Checking last year’s data, it’s even worse. There were 10 players who logged between 37.5 and 38.5 minutes per (James, 37.7), and collectively they played 777 games, 109 with 4 fouls, 48 with 5 fouls, and 13 with 6 fouls. James had 9 games with 4 fouls during his 81-game season. This data yields P-values of 0.023 and 0.0089, so he had a 2.3% chance of having so few 4+ fouls games and a 0.89% (less than 1%) chance of having no 5+ fouls games.
Yes, there is definitely something “significant” happening here.
Regular Superstar Treatment?
Maybe the face-of-the-NBA stars ranked similarly low during their top seasons. It turns out Magic was close, but none of them could match what LeBron has been doing for most of his career.
It makes sense to assume Michael Jordan stayed out of foul trouble during his 1992-93 MVP season. In 78 games, he had 4 fouls 10 times, 5 fouls 7 times, and he never fouled out. The nine non-centers who played between 38 and 40.5 minutes totaled 681 games, 124 with 4 fouls, 56 with 5, and 7 with 6. This data yields a P-value of 0.285 for games with 4+ fouls, and 0.936 in games with 5+ fouls. Thus, Jordan had a 28.5% and 93.6% chance of getting into foul trouble at the same rate as these other guys, and he was second to Hakeem Olajuwon in Defensive Player of the Year voting.
Kobe Bryant was similar in his 2007-08 MVP season. In 82 games, he had 18 games with 4 fouls, 6 with 5 fouls, and 1 foul out. The 12 players who played between 37.7 and 39.9 minutes registered 908 games, 162 with 4 fouls, 68 with 5, and 17 with 6. This data produces P-values indicating Kobe’s numbers fit right into this group; he had a 52.3% chance of having that many 4+ fouls games and a 80.5% chance of that many 5+ fouls games.
Magic Johnson did better in his 1986-87 MVP season, playing in 80 games, getting 4 fouls 10 times, 5 fouls 5 times, and never fouling out. The 10 non-centers with 37.1 to 38.6 minutes per totaled 799 games, 128 with 4 fouls, 82 with 5 fouls, and 19 foul outs. The P-values indicate Magic had a 5.9% chance of producing the amount of 4+ fouls games he did with that many games, and a 9.4% chance for games with 5+ fouls. I should mention that these percentages are actually skewed low by the inclusion of four players who had more foul trouble than anyone in LeBron’s years.
None of these players had a percentage fall into the “significant” range, and these three seasons represent some of the best case scenarios of likely “star treatment.”
There is no question that LeBron James is a freakish talent that can do it all, including turning a 17-65 squad into a perennial contender. Not only does he get a lot of points, rebounds, and assists, but he producers these numbers at very good rates (55% eFG%, 11.1 Reb%, 2.2 A/TO).
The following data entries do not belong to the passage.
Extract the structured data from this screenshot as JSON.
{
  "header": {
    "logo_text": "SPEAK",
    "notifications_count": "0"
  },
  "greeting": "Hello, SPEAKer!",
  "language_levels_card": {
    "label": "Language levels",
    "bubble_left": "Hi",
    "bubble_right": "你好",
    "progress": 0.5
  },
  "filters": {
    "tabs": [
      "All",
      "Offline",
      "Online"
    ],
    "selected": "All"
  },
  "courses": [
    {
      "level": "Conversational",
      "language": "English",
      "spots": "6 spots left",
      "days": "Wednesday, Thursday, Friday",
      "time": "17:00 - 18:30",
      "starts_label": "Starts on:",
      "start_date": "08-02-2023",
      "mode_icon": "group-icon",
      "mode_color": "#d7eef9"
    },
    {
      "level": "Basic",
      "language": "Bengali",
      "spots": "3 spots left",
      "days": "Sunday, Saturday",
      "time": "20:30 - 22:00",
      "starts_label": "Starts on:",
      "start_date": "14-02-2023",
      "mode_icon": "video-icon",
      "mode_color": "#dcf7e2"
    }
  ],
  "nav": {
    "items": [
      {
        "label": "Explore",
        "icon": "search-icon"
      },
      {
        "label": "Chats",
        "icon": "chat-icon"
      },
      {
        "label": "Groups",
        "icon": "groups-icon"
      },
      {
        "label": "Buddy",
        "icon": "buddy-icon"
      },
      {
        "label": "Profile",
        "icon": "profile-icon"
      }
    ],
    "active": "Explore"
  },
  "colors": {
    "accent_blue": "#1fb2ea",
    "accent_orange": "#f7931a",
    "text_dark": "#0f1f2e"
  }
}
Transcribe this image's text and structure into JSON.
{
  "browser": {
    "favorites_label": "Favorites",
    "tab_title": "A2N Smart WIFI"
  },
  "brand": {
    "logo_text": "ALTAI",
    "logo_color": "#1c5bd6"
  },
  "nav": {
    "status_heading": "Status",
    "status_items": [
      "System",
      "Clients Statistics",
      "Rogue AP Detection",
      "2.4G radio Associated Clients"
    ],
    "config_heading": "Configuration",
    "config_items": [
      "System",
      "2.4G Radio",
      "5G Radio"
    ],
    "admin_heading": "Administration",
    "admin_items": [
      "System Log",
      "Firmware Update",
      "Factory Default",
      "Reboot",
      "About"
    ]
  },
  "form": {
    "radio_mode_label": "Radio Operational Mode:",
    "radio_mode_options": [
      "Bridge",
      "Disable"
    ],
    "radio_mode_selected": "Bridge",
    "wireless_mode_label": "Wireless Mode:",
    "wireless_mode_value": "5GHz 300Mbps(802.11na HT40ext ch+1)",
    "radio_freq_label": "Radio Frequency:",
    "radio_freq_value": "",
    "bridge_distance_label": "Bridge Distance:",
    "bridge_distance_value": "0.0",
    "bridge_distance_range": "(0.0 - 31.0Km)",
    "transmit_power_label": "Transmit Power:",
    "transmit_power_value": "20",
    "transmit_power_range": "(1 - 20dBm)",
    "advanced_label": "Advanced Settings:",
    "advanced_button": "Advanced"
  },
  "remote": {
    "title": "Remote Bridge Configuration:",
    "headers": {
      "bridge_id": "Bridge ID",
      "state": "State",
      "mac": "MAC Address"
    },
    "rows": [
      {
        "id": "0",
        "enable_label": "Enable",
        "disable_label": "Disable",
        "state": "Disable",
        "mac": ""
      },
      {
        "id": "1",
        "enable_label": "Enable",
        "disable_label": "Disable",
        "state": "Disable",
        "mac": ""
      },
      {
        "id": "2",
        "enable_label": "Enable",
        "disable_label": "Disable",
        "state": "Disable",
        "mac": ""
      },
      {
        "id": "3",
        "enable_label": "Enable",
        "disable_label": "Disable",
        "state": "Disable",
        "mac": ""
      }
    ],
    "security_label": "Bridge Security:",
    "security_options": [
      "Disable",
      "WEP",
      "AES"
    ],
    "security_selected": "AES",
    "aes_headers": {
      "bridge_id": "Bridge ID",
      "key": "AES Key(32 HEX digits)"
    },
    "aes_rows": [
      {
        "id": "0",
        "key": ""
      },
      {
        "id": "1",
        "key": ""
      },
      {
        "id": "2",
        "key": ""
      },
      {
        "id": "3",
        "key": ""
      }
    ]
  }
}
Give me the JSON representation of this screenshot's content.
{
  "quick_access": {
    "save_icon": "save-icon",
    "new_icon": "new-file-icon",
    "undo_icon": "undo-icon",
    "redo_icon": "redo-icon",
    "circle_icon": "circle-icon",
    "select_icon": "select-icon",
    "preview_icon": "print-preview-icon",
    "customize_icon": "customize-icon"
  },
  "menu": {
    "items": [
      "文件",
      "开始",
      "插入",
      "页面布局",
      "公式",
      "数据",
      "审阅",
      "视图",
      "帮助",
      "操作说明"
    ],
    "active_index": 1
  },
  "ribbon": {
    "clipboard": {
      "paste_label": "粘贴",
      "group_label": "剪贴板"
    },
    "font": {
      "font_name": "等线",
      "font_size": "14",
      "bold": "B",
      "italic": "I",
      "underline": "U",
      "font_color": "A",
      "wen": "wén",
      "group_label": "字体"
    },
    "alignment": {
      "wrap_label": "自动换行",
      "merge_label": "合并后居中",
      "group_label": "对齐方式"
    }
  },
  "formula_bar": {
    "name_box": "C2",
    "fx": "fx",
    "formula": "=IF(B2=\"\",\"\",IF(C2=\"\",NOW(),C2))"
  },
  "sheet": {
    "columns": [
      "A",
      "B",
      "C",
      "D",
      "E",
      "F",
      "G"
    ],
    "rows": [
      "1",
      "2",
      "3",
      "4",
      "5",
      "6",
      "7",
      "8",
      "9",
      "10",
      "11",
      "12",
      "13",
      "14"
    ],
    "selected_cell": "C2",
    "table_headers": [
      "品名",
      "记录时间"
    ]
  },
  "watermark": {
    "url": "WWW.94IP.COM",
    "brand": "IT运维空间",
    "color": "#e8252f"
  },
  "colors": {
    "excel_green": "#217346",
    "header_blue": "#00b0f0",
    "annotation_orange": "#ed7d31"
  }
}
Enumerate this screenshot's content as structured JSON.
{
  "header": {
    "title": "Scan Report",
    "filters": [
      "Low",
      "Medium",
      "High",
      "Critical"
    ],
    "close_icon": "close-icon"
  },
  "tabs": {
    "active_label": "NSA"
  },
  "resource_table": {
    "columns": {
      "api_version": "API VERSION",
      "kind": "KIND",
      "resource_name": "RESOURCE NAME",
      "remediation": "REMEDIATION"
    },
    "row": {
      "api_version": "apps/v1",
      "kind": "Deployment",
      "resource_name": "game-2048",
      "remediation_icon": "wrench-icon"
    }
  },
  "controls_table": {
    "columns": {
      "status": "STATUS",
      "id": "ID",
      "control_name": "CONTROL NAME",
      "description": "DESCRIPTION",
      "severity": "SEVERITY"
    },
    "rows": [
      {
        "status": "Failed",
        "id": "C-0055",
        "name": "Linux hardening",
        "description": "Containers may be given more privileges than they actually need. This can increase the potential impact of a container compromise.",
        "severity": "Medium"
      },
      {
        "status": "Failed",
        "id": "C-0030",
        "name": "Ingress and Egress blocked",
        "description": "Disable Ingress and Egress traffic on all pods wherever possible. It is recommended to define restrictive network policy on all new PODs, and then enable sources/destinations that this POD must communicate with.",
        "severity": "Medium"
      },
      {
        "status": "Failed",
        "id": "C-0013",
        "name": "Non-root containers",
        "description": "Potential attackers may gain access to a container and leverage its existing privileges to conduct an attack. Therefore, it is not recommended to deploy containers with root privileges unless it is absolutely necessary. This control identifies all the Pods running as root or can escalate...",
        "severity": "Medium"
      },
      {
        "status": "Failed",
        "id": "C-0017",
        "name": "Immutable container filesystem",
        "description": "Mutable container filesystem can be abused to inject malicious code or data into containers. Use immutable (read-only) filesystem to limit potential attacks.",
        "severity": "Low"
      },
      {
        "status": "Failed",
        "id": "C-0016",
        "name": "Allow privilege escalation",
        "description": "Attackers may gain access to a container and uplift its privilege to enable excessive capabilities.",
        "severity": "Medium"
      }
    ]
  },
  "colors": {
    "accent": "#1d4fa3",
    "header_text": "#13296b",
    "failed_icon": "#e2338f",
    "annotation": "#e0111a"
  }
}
Where I have some concern is how seldom he’s in foul trouble. This gives an unfair advantage to the Cavaliers, since he never has to watch how he plays or sit for any reason other than to rest. The P-values show how extraordinarily unlikely it is for James to end up with these low foul counts, and his style of play and comparison to more-defensive-minded superstars makes his counts even more unbelievable.
The numbers all come out so ridiculous, it’s undeniable that either a) we’re witnessing a defensive talent more capable than Bill Russell, or b) the NBA/referees are blatantly protecting him. That first one was meant to be a joke, by the way.
Considering there are multiple studies indicating various referee biases, there are several examples of really obvious butcher jobs from the officials that always just happen to help the big-name teams and players, and at least one guy—who the FBI confirms was able to win 80-90% of his bets simply by knowing who was reffing—alleges the NBA has its hands in the outcome of games, I feel comfortable assuming the league is protecting its biggest star to a degree we’ve never seen before… and might never see again.
Zachariah Blott cannot recommend Rick Telander’s “Heaven Is A Playground” enough.